ces. Těšínské Slezsko, ces. Těšínsko, pol. Śląsk Cieszyński, deu. Teschener Gebiet, deu. Teschener Land, deu. Teschener Raum, deu. Teschener Schlesien, deu. Olsa-Gebiet

The Teschen Silesia is a historical landscape in the northeast of the Czech Republic. The landscape lies on the border between the southern Polish Silesian Voivodeship and the northeastern Czech region of Moravskoslezský kraj.

 approved the sale of the village of Gleinitz to the brothers Nikolaus, Georg and Ladislaus von Niebelschütz and had a document confirming the sale issued. The red wax seal of the duke has also survived, albeit broken and fitted into a modern case. In the course of the high medieval settlement in the East, the noble family of Niebelschütz had spread over 
deu. Schlesien, ces. Slezsko, pol. Śląsk

Silesia (Polish: Śląsk, Czech: Slezsko) is a historical landscape, which today is mainly located in the extreme southwest of Poland, but in parts also on the territory of Germany and the Czech Republic. By far the most significant river is the Oder. To the south, Silesia is bordered mainly by the Sudeten and Beskid mountain ranges. Today, almost 8 million people live in Silesia. The largest cities in the region are Wrocław, Opole and Katowice. Before 1945, most of the region was part of Prussia for two hundred years, and before the Silesian Wars (from 1740) it was part of the Habsburg Empire for almost as many years. Silesia is classified into Upper and Lower Silesia.

, starting from its ancestral seat of the same name near Kamenz in
Upper Lusatia
deu. Oberlausitz, ces. Horní Lužice, . Górna Łužyca, pol. Łużyce Górne, . Hornja Łužica

Upper Lusatia, formerly a margraviate taking its name from neighboring Lower Lusatia, is now a cross-border historical landscape. While most of it belongs to the state of Saxony and a very small part to Brandenburg, about one third, namely the area between the Lusatian Neisse and the Queis (Kwisa in Polish), is Polish. Important cities on the German side are, for example, Bautzen, Zittau and Görlitz, and on the Polish side Zgorzelec, Lubań (Lauban) and Bogatynia (Reichenau).

. From 1289, the Lords of Niebelschütz can be traced in the retinue of the Dukes of Glogau and they owned numerous estates in this duchy. Among them was Gleinitz, located 11 km southwest of Glogau.
The deed was almost left in the castle during the hasty departure in 1945. But Mrs. von Niebelschütz sent her son back for a box of silverware that had been left behind.
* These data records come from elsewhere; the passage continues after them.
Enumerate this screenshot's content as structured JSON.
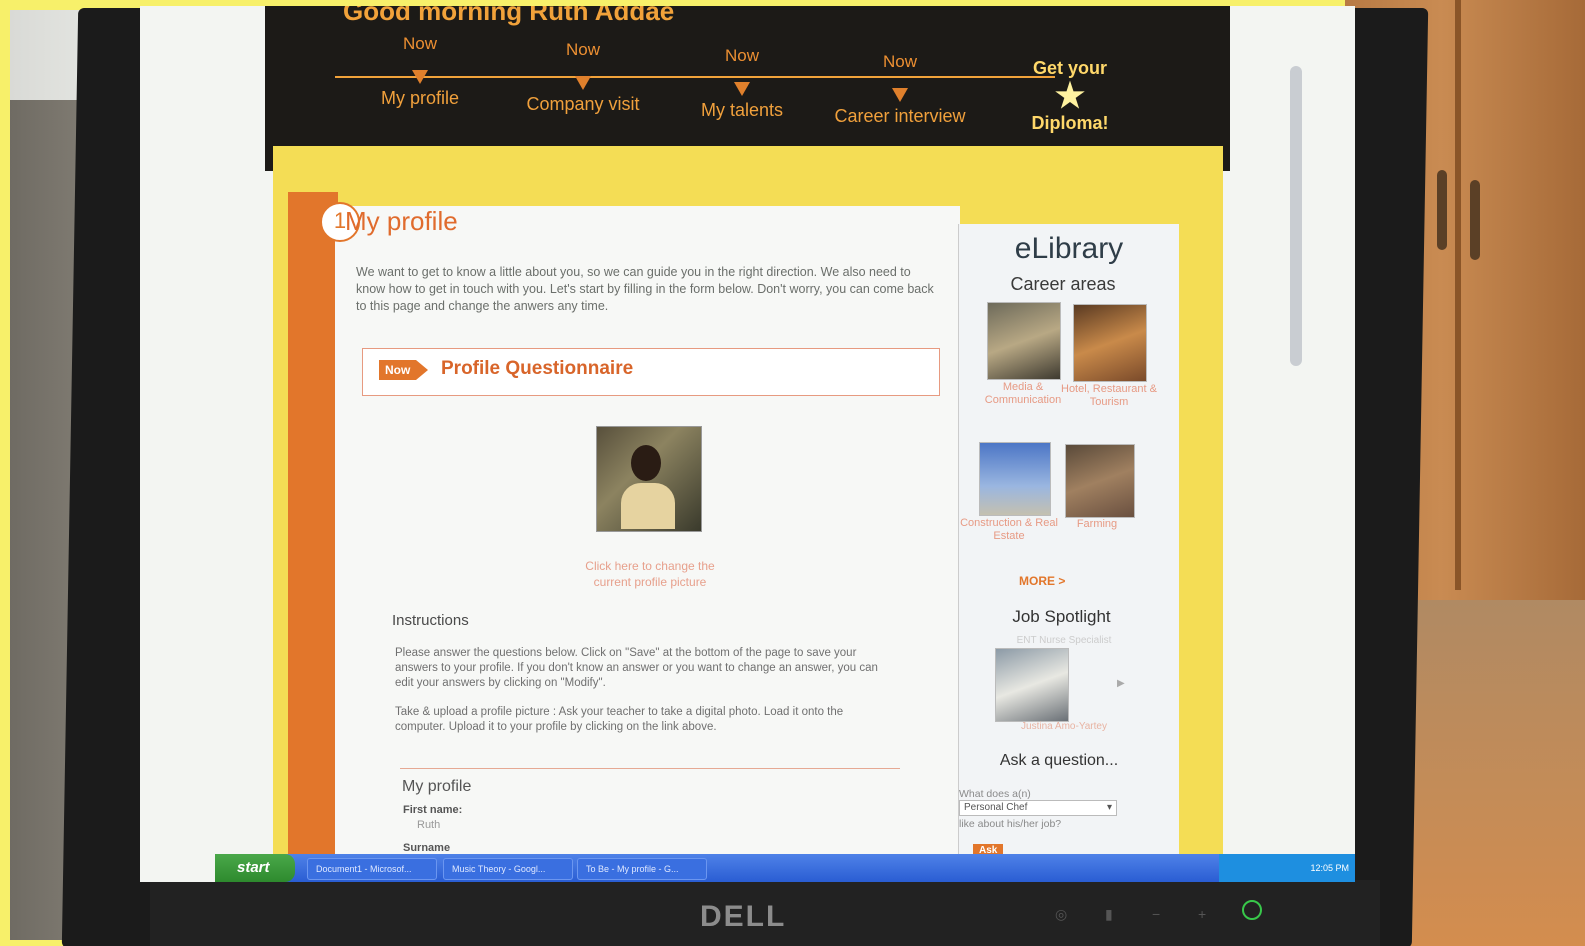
{
  "greeting": "Good morning Ruth Addae",
  "steps": [
    {
      "now": "Now",
      "label": "My profile"
    },
    {
      "now": "Now",
      "label": "Company visit"
    },
    {
      "now": "Now",
      "label": "My talents"
    },
    {
      "now": "Now",
      "label": "Career interview"
    }
  ],
  "final_step": {
    "top": "Get your",
    "bottom": "Diploma!"
  },
  "page": {
    "number": "1",
    "title": "My profile",
    "intro": "We want to get to know a little about you, so we can guide you in the right direction. We also need to know how to get in touch with you. Let's start by filling in the form below. Don't worry, you can come back to this page and change the anwers any time.",
    "badge": "Now",
    "questionnaire_title": "Profile Questionnaire",
    "change_picture": "Click here to change the current profile picture",
    "instructions_heading": "Instructions",
    "instructions_p1": "Please answer the questions below. Click on \"Save\" at the bottom of the page to save your answers to your profile.  If you don't know an answer or you want to change an answer, you can edit your answers by clicking on \"Modify\".",
    "instructions_p2": "Take & upload a profile picture : Ask your teacher to take a digital photo.  Load it onto the computer.  Upload it to your profile by clicking on the link above.",
    "section_heading": "My profile",
    "first_name_label": "First name:",
    "first_name_value": "Ruth",
    "surname_label": "Surname"
  },
  "sidebar": {
    "title": "eLibrary",
    "subtitle": "Career areas",
    "areas": [
      "Media & Communication",
      "Hotel, Restaurant & Tourism",
      "Construction & Real Estate",
      "Farming"
    ],
    "more": "MORE >",
    "spotlight_title": "Job Spotlight",
    "spotlight_job": "ENT Nurse Specialist",
    "spotlight_name": "Justina Amo-Yartey",
    "ask_title": "Ask a question...",
    "ask_prefix": "What does a(n)",
    "ask_selected": "Personal Chef",
    "ask_suffix": "like about his/her job?",
    "ask_button": "Ask"
  },
  "taskbar": {
    "start": "start",
    "tasks": [
      "Document1 - Microsof...",
      "Music Theory - Googl...",
      "To Be - My profile - G..."
    ],
    "clock": "12:05 PM"
  },
  "monitor_brand": "DELL",
  "colors": {
    "accent": "#e2762b",
    "frame": "#f4dd55",
    "header": "#1c1a17"
  }
}
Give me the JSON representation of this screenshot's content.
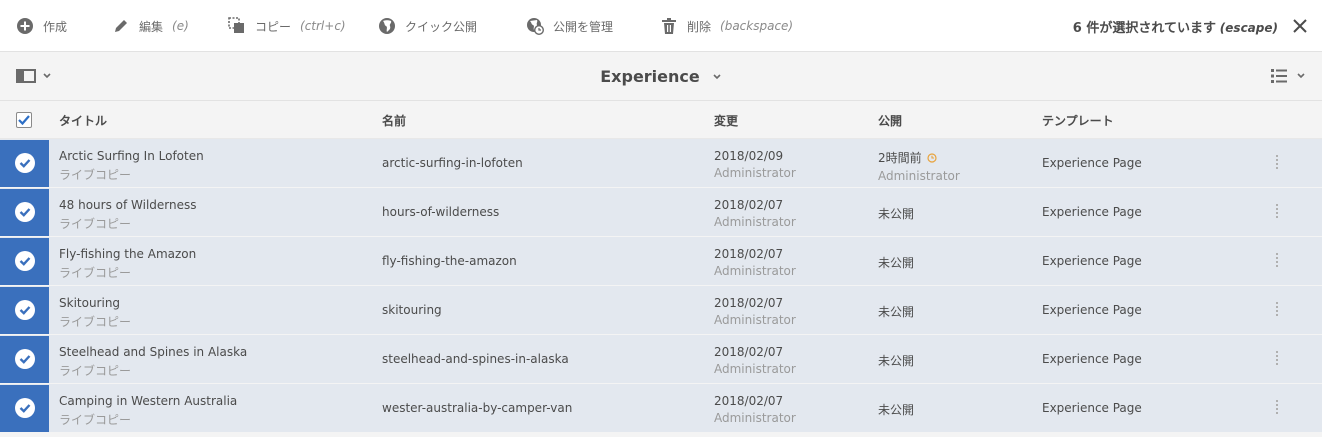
{
  "actions": [
    {
      "label": "作成",
      "hint": ""
    },
    {
      "label": "編集",
      "hint": "(e)"
    },
    {
      "label": "コピー",
      "hint": "(ctrl+c)"
    },
    {
      "label": "クイック公開",
      "hint": ""
    },
    {
      "label": "公開を管理",
      "hint": ""
    },
    {
      "label": "削除",
      "hint": "(backspace)"
    }
  ],
  "selection": {
    "text": "6 件が選択されています",
    "hint": "(escape)"
  },
  "header": {
    "title": "Experience"
  },
  "columns": {
    "title": "タイトル",
    "name": "名前",
    "modified": "変更",
    "published": "公開",
    "template": "テンプレート"
  },
  "rows": [
    {
      "title": "Arctic Surfing In Lofoten",
      "sub": "ライブコピー",
      "name": "arctic-surfing-in-lofoten",
      "date": "2018/02/09",
      "user": "Administrator",
      "published": "2時間前",
      "published_by": "Administrator",
      "template": "Experience Page"
    },
    {
      "title": "48 hours of Wilderness",
      "sub": "ライブコピー",
      "name": "hours-of-wilderness",
      "date": "2018/02/07",
      "user": "Administrator",
      "published": "未公開",
      "published_by": "",
      "template": "Experience Page"
    },
    {
      "title": "Fly-fishing the Amazon",
      "sub": "ライブコピー",
      "name": "fly-fishing-the-amazon",
      "date": "2018/02/07",
      "user": "Administrator",
      "published": "未公開",
      "published_by": "",
      "template": "Experience Page"
    },
    {
      "title": "Skitouring",
      "sub": "ライブコピー",
      "name": "skitouring",
      "date": "2018/02/07",
      "user": "Administrator",
      "published": "未公開",
      "published_by": "",
      "template": "Experience Page"
    },
    {
      "title": "Steelhead and Spines in Alaska",
      "sub": "ライブコピー",
      "name": "steelhead-and-spines-in-alaska",
      "date": "2018/02/07",
      "user": "Administrator",
      "published": "未公開",
      "published_by": "",
      "template": "Experience Page"
    },
    {
      "title": "Camping in Western Australia",
      "sub": "ライブコピー",
      "name": "wester-australia-by-camper-van",
      "date": "2018/02/07",
      "user": "Administrator",
      "published": "未公開",
      "published_by": "",
      "template": "Experience Page"
    }
  ],
  "colors": {
    "selected_row": "#e3e8ef",
    "thumb": "#3a70bd",
    "accent": "#2d6fc6",
    "clock": "#e8a33d"
  }
}
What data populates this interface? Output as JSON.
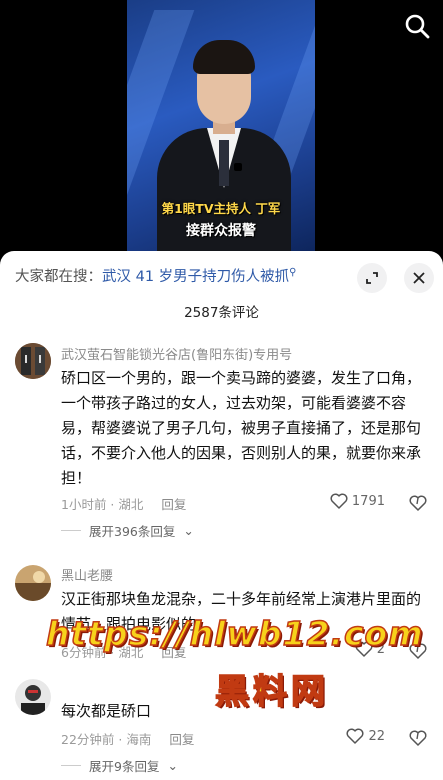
{
  "video": {
    "caption_line1": "第1眼TV主持人 丁军",
    "caption_line2": "接群众报警",
    "search_icon": "search-icon"
  },
  "sheet": {
    "search_prefix": "大家都在搜：",
    "search_keyword": "武汉 41 岁男子持刀伤人被抓",
    "search_icon": "mini-search-icon",
    "comment_count": "2587条评论",
    "colors": {
      "link": "#2f5aa8",
      "meta": "#9a9a9a",
      "background": "#ffffff"
    }
  },
  "comments": [
    {
      "author": "武汉萤石智能锁光谷店(鲁阳东街)专用号",
      "text": "硚口区一个男的，跟一个卖马蹄的婆婆，发生了口角，一个带孩子路过的女人，过去劝架，可能看婆婆不容易，帮婆婆说了男子几句，被男子直接捅了，还是那句话，不要介入他人的因果，否则别人的果，就要你来承担！",
      "time": "1小时前 · 湖北",
      "reply_label": "回复",
      "likes": "1791",
      "expand_label": "展开396条回复"
    },
    {
      "author": "黑山老腰",
      "text": "汉正街那块鱼龙混杂，二十多年前经常上演港片里面的情节，跟拍电影似的",
      "time": "6分钟前 · 湖北",
      "reply_label": "回复",
      "likes": "2"
    },
    {
      "author": "",
      "text": "每次都是硚口",
      "time": "22分钟前 · 海南",
      "reply_label": "回复",
      "likes": "22",
      "expand_label": "展开9条回复"
    }
  ],
  "watermark": {
    "url": "https://hlwb12.com",
    "name": "黑料网"
  }
}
Next to the box lay the deed, which he slipped into his jacket. Decades later, he still remembers the farewell to Gleinitz in vivid detail: "Sitting up again outside on the castle bridge, my gaze fell on the saying carved in stone above the courtyard door, which had been inscribed towards the end of the Thirty Years' War: 'NOBODY SHOULD BOAST / THAT HIS GOOD FORTUNE RESTS ON FLOWERS / A FROST WILL COME OVERNIGHT / THAT DESTROYS THE FLOWERS'. ... For an uninterrupted period of 499 years the Niebelschütz family had had its seat in Gleinitz. Now it was time to say goodbye." In 2017, Harald von Niebelschütz-Gleinitz donated the document detailing the acquisition of Gleinitz by his ancestors to the Silesian Museum.
English translation: William Connor